Jean Alesi’s 1991 Ferrari F1 racer for sale for $700,000
Owning piece of Formula One is something that we can all have provided that we have enough moolah to do so. And for $700,000, we can actually purchase a genuine F1 race car that was piloted by veteran F1 driver Jean Alesi.
The race car is a 1991 Ferrari F1 Scuderia Tipo 642 racer with chassis No. 126 and a dealer from Florida is putting it up for sale for anyone with a remote interest in acquiring a supposedly genuine F1 racer.
As we’ve mentioned, the car was used back in 1991 and is powered by a 3.5-liter V12 engine that’s linked to a 7-speed gearbox. At the time the season ended, Ferrari rebuilt some of their Tipo 642’s and sold them to private collectors, which would explain why this particular one found its way all the way to Florida.
So there you have it, a 1991 F1 race car for the price of today’s supercars. Interested or pass?
Sellers description after the jump
From the Seller:
"The last of the "turbo-charged" Ferrari Formula One Cars
Herein offered is the rare opportunity to own the coveted Jean Alesi Ferrari Tipo 642 – one of enduring beauty and potency powered by a 3.5-litre 60-valve 4 cam turbo-charged V12-engined cars designed for the Maranello team by the acclaimed ex-McLaren engineer John Barnard.
These cars as driven by Alain Prost and Nigel Mansell had brought the Italian marque back to true competitiveness in Formula 1 after some seasons in the doldrums and they proved very effective against all but absolutely the strongest opposition.
French driver Jean Alesi looked a brilliant prospect when he first joined the Ferrari team in 1991, having established himself in the Formula 1 World Championship with some staggering drives in the advanced but under-powered Tyrrell cars during the previous season.
He shone in many of his Ferrari drives but was too often unlucky with their cars, yet he has passed into Ferrari’s charismatic history as having been one of the most abidingly spectacular and phenomenally fast works drivers – joining the memory of other such French stars as Didier Pironi, Rene Arnoux, Patrick Tambay, Maurice Trintignant, Jean Behra – right back through the decades to the great Raymond Sommer who was a Ferrari Formula 1 team driver upon their debut in 1948.

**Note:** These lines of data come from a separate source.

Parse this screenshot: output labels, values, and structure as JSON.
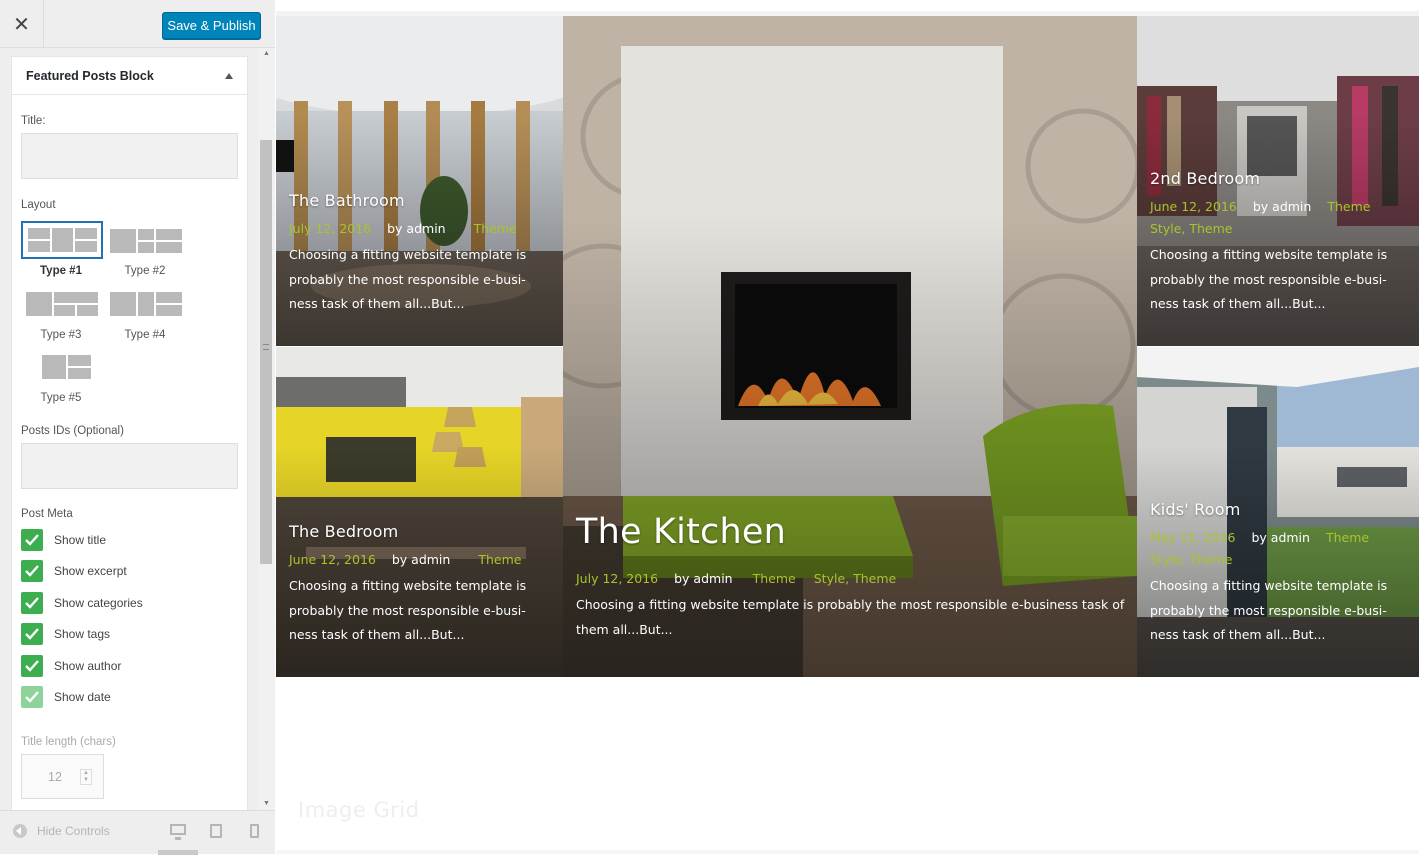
{
  "header": {
    "close_icon": "close-icon",
    "publish_label": "Save & Publish"
  },
  "widget": {
    "title": "Featured Posts Block",
    "title_label": "Title:",
    "title_value": "",
    "layout_label": "Layout",
    "layouts": [
      {
        "label": "Type #1",
        "selected": true
      },
      {
        "label": "Type #2",
        "selected": false
      },
      {
        "label": "Type #3",
        "selected": false
      },
      {
        "label": "Type #4",
        "selected": false
      },
      {
        "label": "Type #5",
        "selected": false
      }
    ],
    "posts_ids_label": "Posts IDs (Optional)",
    "posts_ids_value": "",
    "post_meta_label": "Post Meta",
    "post_meta": [
      {
        "label": "Show title",
        "checked": true
      },
      {
        "label": "Show excerpt",
        "checked": true
      },
      {
        "label": "Show categories",
        "checked": true
      },
      {
        "label": "Show tags",
        "checked": true
      },
      {
        "label": "Show author",
        "checked": true
      },
      {
        "label": "Show date",
        "checked": true
      }
    ],
    "title_length_label": "Title length (chars)",
    "title_length_value": "12"
  },
  "footer": {
    "hide_controls_label": "Hide Controls"
  },
  "posts": [
    {
      "title": "The Bathroom",
      "date": "July 12, 2016",
      "author": "by admin",
      "categories": "",
      "tags": "Theme",
      "excerpt": "Choosing a fitting website template is probably the most responsible e-busi-ness task of them all...But..."
    },
    {
      "title": "The Kitchen",
      "date": "July 12, 2016",
      "author": "by admin",
      "categories": "Theme",
      "tags": "Style, Theme",
      "excerpt": "Choosing a fitting website template is probably the most responsible e-business task of them all...But..."
    },
    {
      "title": "2nd Bedroom",
      "date": "June 12, 2016",
      "author": "by admin",
      "categories": "Theme",
      "tags": "Style, Theme",
      "excerpt": "Choosing a fitting website template is probably the most responsible e-busi-ness task of them all...But..."
    },
    {
      "title": "The Bedroom",
      "date": "June 12, 2016",
      "author": "by admin",
      "categories": "",
      "tags": "Theme",
      "excerpt": "Choosing a fitting website template is probably the most responsible e-busi-ness task of them all...But..."
    },
    {
      "title": "Kids' Room",
      "date": "May 12, 2016",
      "author": "by admin",
      "categories": "Theme",
      "tags": "Style, Theme",
      "excerpt": "Choosing a fitting website template is probably the most responsible e-busi-ness task of them all...But..."
    }
  ],
  "section_heading": "Image Grid",
  "colors": {
    "publish": "#0085ba",
    "check": "#3cae4f",
    "meta_accent": "#a9c42b"
  }
}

This particular car – serial ’126’ – emerged as Jean Alesi’s favored race chassis in the 1991 Monaco Grand Prix at Monte Carlo where after a troubled practice period – during which he spun, knocked off a wing against the barrier in the Casino Square and yet briefly held 2nd fastest qualifying time – he drove a fine race to finish third on the Sunday afternoon, on the same lap as the dueling first and second placed pair of winners Ayrton Senna’s McLaren-Honda and Nigel Mansell’s Williams-Renault.

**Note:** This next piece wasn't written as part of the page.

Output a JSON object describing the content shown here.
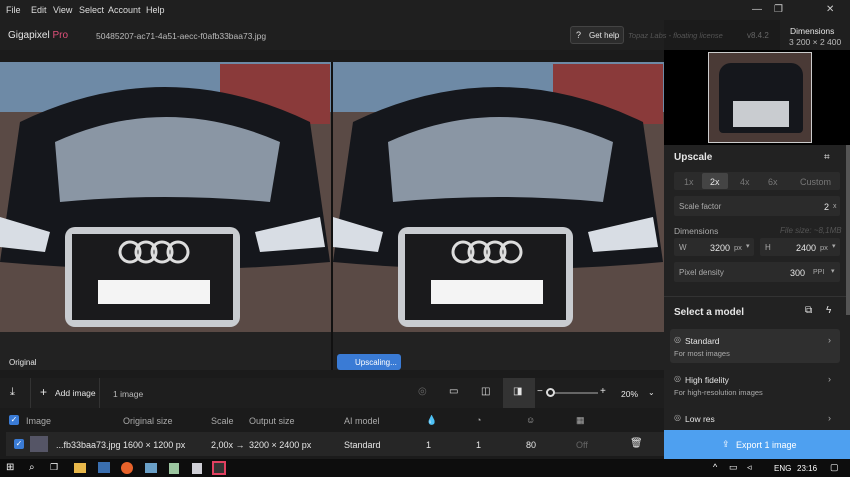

Jean Alesi drove the same car in the Canadian Grand Prix on Montreal’s lle Notre Dame circuit, where he qualified on the forth row and was put out of the race by engine trouble after 34 laps. In Mexico he actually qualified this car fourth fastest, alongside the incomparable Senna’s McLaren-Honda, behind the dominant Williams-Renault V10’s of Riccardo Patrese and Nigel Mansell, but in the race he was again dogged by wretched luck as the car’s clutch failed at 42 laps.
Chassis ’127’ replaced this car within the race team from the British Grand Prix, and this Tipo 642 was then carefully rebuilt and prepared for private sale by the Ferrari factory at the end of that season. It has since been preserved and displayed in one the world’s most prestigious private collections.
These Ferrari Tipo 642’s were essentially a 1990 design, updated in detail for the 1991 season, with cosmetic changes to the overall aero-dynamic shape and structure. The top bodywork one-piece moulding was revised and reshaped, and wings were up rated while new under-tail diffusers floors were also adopted.
Larger front wings carried bigger endplates that hitherto and after the Imola Grand Prix had introduced a completely new aerodynamic package the model became known to the team as the Tipo 642/2.
This development introduced rather longer side pods which were less rounded then the original form, and also added a new airbox engine intake design and revised rear diffusers. While the front suspension system remained unchanged the front dampers were new.
The new replacement Tipo 643 design eventually made its debut in time for the French Grand Prix at Magny-Cours that year, featuring an all-new molded composite monocoque chassis design, developed from the 642’s.
This is truly one of the most desirable of all Formula 1 Ferrari models and this example is an immensely handsome, desirable and fitting reminder of a great era of World Championship-level, pinnacle standard Grand Prix racing in general – and of French star Jean Alesi in particular."
Source: ATS Collection